Items from a data source
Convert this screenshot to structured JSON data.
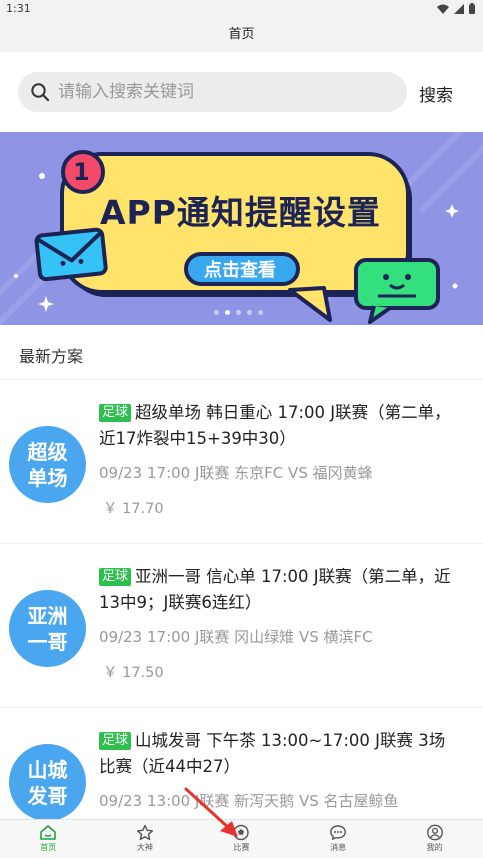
{
  "status_bar": {
    "time": "1:31"
  },
  "header": {
    "title": "首页"
  },
  "search": {
    "placeholder": "请输入搜索关键词",
    "button_label": "搜索"
  },
  "banner": {
    "badge_number": "1",
    "headline": "APP通知提醒设置",
    "cta_label": "点击查看",
    "dots_count": 5,
    "active_dot": 1
  },
  "section": {
    "title": "最新方案"
  },
  "cards": [
    {
      "avatar_line1": "超级",
      "avatar_line2": "单场",
      "tag": "足球",
      "title": "超级单场 韩日重心 17:00 J联赛（第二单，近17炸裂中15+39中30）",
      "meta": "09/23 17:00 J联赛 东京FC VS 福冈黄蜂",
      "price": "￥ 17.70"
    },
    {
      "avatar_line1": "亚洲",
      "avatar_line2": "一哥",
      "tag": "足球",
      "title": "亚洲一哥 信心单 17:00 J联赛（第二单，近13中9；J联赛6连红）",
      "meta": "09/23 17:00 J联赛 冈山绿雉 VS 横滨FC",
      "price": "￥ 17.50"
    },
    {
      "avatar_line1": "山城",
      "avatar_line2": "发哥",
      "tag": "足球",
      "title": "山城发哥 下午茶 13:00~17:00 J联赛 3场比赛（近44中27）",
      "meta": "09/23 13:00 J联赛 新泻天鹅 VS 名古屋鲸鱼",
      "price": ""
    }
  ],
  "bottom_nav": [
    {
      "label": "首页",
      "icon": "home-icon",
      "active": true
    },
    {
      "label": "大神",
      "icon": "star-icon",
      "active": false
    },
    {
      "label": "比赛",
      "icon": "football-icon",
      "active": false
    },
    {
      "label": "消息",
      "icon": "message-icon",
      "active": false
    },
    {
      "label": "我的",
      "icon": "user-icon",
      "active": false
    }
  ],
  "colors": {
    "accent": "#1fa33f",
    "tag_green": "#2fbf4f",
    "avatar_blue": "#4aa6ee",
    "banner_bg": "#8f94e4",
    "annotation_arrow": "#e8332c"
  }
}
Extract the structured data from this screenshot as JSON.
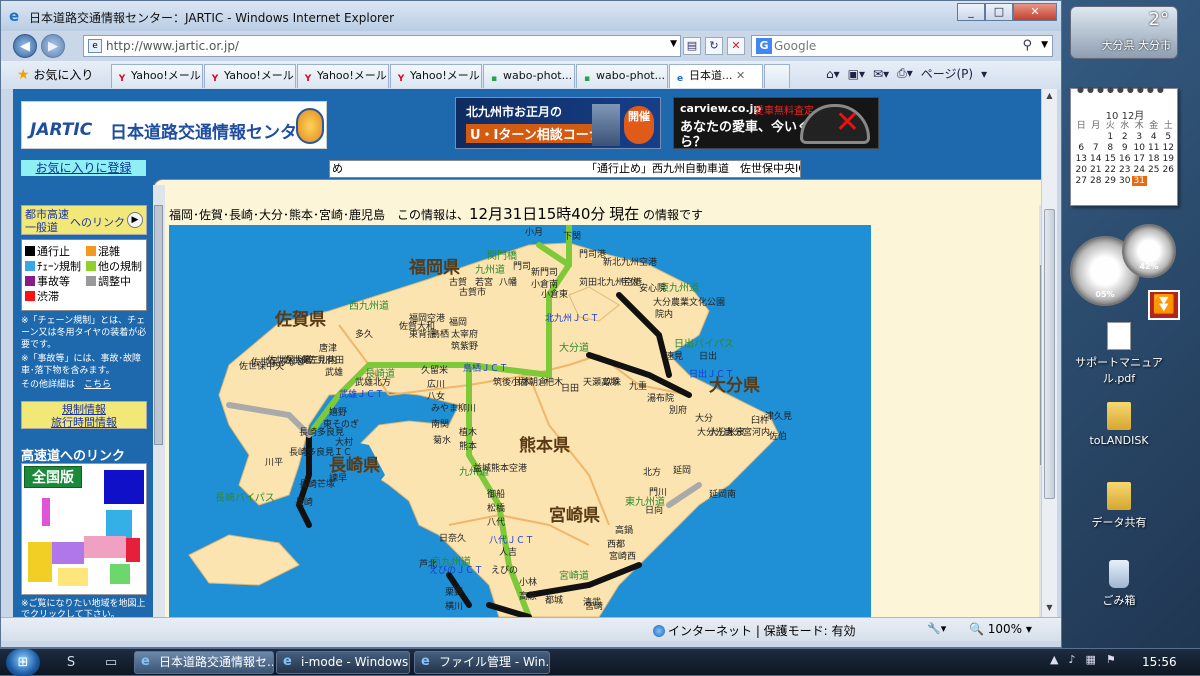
{
  "browser": {
    "window_title": "日本道路交通情報センター：JARTIC - Windows Internet Explorer",
    "address": "http://www.jartic.or.jp/",
    "search_placeholder": "Google",
    "favorites_label": "お気に入り",
    "tabs": [
      {
        "label": "Yahoo!メール",
        "icon": "yahoo-y"
      },
      {
        "label": "Yahoo!メール",
        "icon": "yahoo-y"
      },
      {
        "label": "Yahoo!メール",
        "icon": "yahoo-y"
      },
      {
        "label": "Yahoo!メール",
        "icon": "yahoo-y"
      },
      {
        "label": "wabo-phot...",
        "icon": "green-page"
      },
      {
        "label": "wabo-phot...",
        "icon": "green-page"
      },
      {
        "label": "日本道...",
        "icon": "ie"
      }
    ],
    "page_menu": "ページ(P)",
    "status": {
      "zone": "インターネット | 保護モード: 有効",
      "zoom": "100%"
    }
  },
  "site": {
    "logo_en": "JARTIC",
    "logo_jp": "日本道路交通情報センター",
    "ad1": {
      "line1": "北九州市お正月の",
      "line2": "U・Iターン相談コーナー",
      "badge": "開催"
    },
    "ad2": {
      "brand": "carview.co.jp",
      "note": "愛車無料査定",
      "line": "あなたの愛車、今いくら？"
    },
    "fav_register": "お気に入りに登録",
    "ticker_left": "め",
    "ticker_right": "「通行止め」西九州自動車道　佐世保中央IC",
    "toshi_link": {
      "line1": "都市高速",
      "line2": "一般道",
      "suffix": "へのリンク"
    },
    "legend": [
      {
        "label": "通行止",
        "color": "#000000"
      },
      {
        "label": "混雑",
        "color": "#f39a1e"
      },
      {
        "label": "ﾁｪｰﾝ規制",
        "color": "#3aa6e8"
      },
      {
        "label": "他の規制",
        "color": "#8fd12a"
      },
      {
        "label": "事故等",
        "color": "#8a1a8a"
      },
      {
        "label": "調整中",
        "color": "#999999"
      },
      {
        "label": "渋滞",
        "color": "#ff1010"
      }
    ],
    "note1": "※「チェーン規制」とは、チェーン又は冬用タイヤの装着が必要です。",
    "note2": "※「事故等」には、事故･故障車･落下物を含みます。",
    "note3a": "その他詳細は",
    "note3b": "こちら",
    "kisei": {
      "line1": "規制情報",
      "line2": "旅行時間情報"
    },
    "hwy_link": "高速道へのリンク",
    "nation_label": "全国版",
    "note_bottom": "※ご覧になりたい地域を地図上でクリックして下さい。",
    "info": {
      "prefix": "福岡･佐賀･長崎･大分･熊本･宮崎･鹿児島　この情報は、",
      "datetime": "12月31日15時40分",
      "now": "現在",
      "suffix": "の情報です"
    }
  },
  "map": {
    "prefectures": [
      "福岡県",
      "佐賀県",
      "長崎県",
      "大分県",
      "熊本県",
      "宮崎県"
    ],
    "roads": [
      "九州道",
      "西九州道",
      "長崎道",
      "東九州道",
      "大分道",
      "日出バイパス",
      "長崎バイパス",
      "南九州道",
      "宮崎道",
      "関門橋",
      "東九州道",
      "九州道"
    ],
    "junctions": [
      "武雄ＪＣＴ",
      "鳥栖ＪＣＴ",
      "北九州ＪＣＴ",
      "日出ＪＣＴ",
      "八代ＪＣＴ",
      "えびのＪＣＴ"
    ],
    "places": [
      "小月",
      "下関",
      "門司港",
      "新北九州空港",
      "門司",
      "新門司",
      "小倉南",
      "古賀",
      "若宮",
      "八幡",
      "小倉東",
      "苅田北九州空港",
      "宇佐",
      "安心院",
      "大分農業文化公園",
      "福岡空港",
      "福岡",
      "太宰府",
      "筑紫野",
      "東背振",
      "鳥栖",
      "佐賀大和",
      "多久",
      "武雄北方",
      "嬉野",
      "東そのぎ",
      "大村",
      "諫早",
      "長崎多良見",
      "長崎芒塚",
      "長崎",
      "佐世保中央",
      "佐世保みなと",
      "佐世保大塔",
      "佐世保三川内",
      "波佐見有田",
      "唐津",
      "武雄",
      "久留米",
      "広川",
      "八女",
      "みやま柳川",
      "南関",
      "菊水",
      "植木",
      "熊本",
      "益城熊本空港",
      "御船",
      "松橋",
      "八代",
      "日奈久",
      "芦北",
      "人吉",
      "えびの",
      "栗野",
      "横川",
      "小林",
      "高原",
      "都城",
      "清武",
      "宮崎西",
      "西都",
      "高鍋",
      "宮崎",
      "日向",
      "門川",
      "北方",
      "延岡",
      "延岡南",
      "筑後小郡",
      "甘木",
      "朝倉",
      "杷木",
      "日田",
      "天瀬高塚",
      "玖珠",
      "九重",
      "湯布院",
      "別府",
      "大分",
      "大分光吉",
      "大分米良",
      "大分宮河内",
      "臼杵",
      "津久見",
      "佐伯",
      "速見",
      "日出",
      "院内",
      "川平",
      "長崎多良見ＩＣ",
      "古賀市"
    ]
  },
  "desktop": {
    "weather_temp": "2°",
    "weather_city": "大分県 大分市",
    "calendar_month": "10 12月",
    "calendar_days": [
      "日",
      "月",
      "火",
      "水",
      "木",
      "金",
      "土"
    ],
    "calendar_dates": [
      "",
      "",
      "1",
      "2",
      "3",
      "4",
      "5",
      "6",
      "7",
      "8",
      "9",
      "10",
      "11",
      "12",
      "13",
      "14",
      "15",
      "16",
      "17",
      "18",
      "19",
      "20",
      "21",
      "22",
      "23",
      "24",
      "25",
      "26",
      "27",
      "28",
      "29",
      "30",
      "31",
      ""
    ],
    "gauge1": "05%",
    "gauge2": "42%",
    "icons": [
      "サポートマニュアル.pdf",
      "toLANDISK",
      "データ共有",
      "ごみ箱"
    ]
  },
  "taskbar": {
    "buttons": [
      "日本道路交通情報セ...",
      "i-mode - Windows...",
      "ファイル管理 - Win..."
    ],
    "clock": "15:56"
  }
}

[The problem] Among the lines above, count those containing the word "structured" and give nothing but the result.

[Written solution] 2